The Devon refers to a temporal portion of Earth's history, which began about 419 million years ago and lasted about 58 million years. It is divided into three series by scientists with the Lower Devonian, the Middle Devonian and the Upper Devonian, each of which has several levels. The name of this era was coined by the two British scientists Adam Sedgwick and Roderick Murchison in the first half of the 19th century and is derived from the name of the Devonian county of Devon. There, deposits of rocks from the Devonian era were first uncovered and scientifically studied. The Devon is characterized by an increasing colonization of the land mass by plants and animals as well as a gradual disintegration of the large continents.


The climatic conditions that prevailed in the Devon were characterized mainly by warm, in many regions even tropical to dry and hot temperatures. Traces of large-scale icing are almost completely absent from Devonian times, suggesting that the temperature differences were significantly lower than in previous epochs and also compared to today. However, some glaciers could form in the polar regions, since at least on the south pole lower temperatures prevailed.


Due to the largely tropical climate, many new reefs have sprung up since the beginning of the Devon, many of which today bear witness to reef limestones and sediments in Central Europe and North Africa as well as in North America. Evaporites such as rock salt and gypsum indicate that the dry climate in the Devon also led to the rapid evaporation of some flat seas in whose waters the dissolved mineral salts and ions were contained.
In the Lower Devon, the land masses, as in the Ordovician and Silurians, although largely distributed to the southern Gondwana and the northern Laurasia, yet it came in this era gradually to a disintegration of these large continents. Especially Gondwana slowly began to split, as tectonic processes led to the formation of moats, Antarctica and Africa slowly divided. Many mainland areas inside were flooded and brought with it a separation of North America from Africa. In Europe, the areas of present-day Great Britain and Scandinavia and parts of northern Germany stood out from the sea, while today's central Germany, Poland, Ukraine and other Eastern European countries were completely flooded.

Flora and Fauna (plants and animals):

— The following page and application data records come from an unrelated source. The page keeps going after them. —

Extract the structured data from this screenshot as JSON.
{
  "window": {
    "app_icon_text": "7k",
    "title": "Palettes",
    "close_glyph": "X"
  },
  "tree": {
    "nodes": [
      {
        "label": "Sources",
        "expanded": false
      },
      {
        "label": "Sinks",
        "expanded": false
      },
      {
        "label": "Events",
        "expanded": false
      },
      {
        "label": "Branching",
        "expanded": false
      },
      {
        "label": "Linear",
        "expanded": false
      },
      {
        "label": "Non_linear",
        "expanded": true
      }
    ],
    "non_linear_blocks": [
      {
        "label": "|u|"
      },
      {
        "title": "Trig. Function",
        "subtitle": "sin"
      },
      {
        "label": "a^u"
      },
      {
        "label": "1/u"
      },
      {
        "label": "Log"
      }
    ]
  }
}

The Devon is significantly influenced by the conquest of the mainland by animals and plants, which developed rapidly in this epoch. Initially, the group of fish, both the jawless, bone-armored species, and the archetypes and sharks counted as an explosion of radiation. The freshwater was increasingly inhabited by the group of Crossopterygians, which today are considered the link in the development of fish to amphibians. In the upper Devon, finally, the first amphibians such as Ursalamander spread to the land masses. Even wingless insects and scorpions spread rapidly in the late Devon on the land masses. Connected with this, the land plants continued to develop. Towards the end of this era, the ancestors of the conifers and the first seed plants had already appeared. Until then, the primeval ferns had already spread across the continents and dominated the landscapes. Since there were no larger herbivorous animals in Devon, the species were able to evolve rapidly and spread on the earth. Towards the end of the Devon came to a mass extinction, but mainly affected species among the marine life.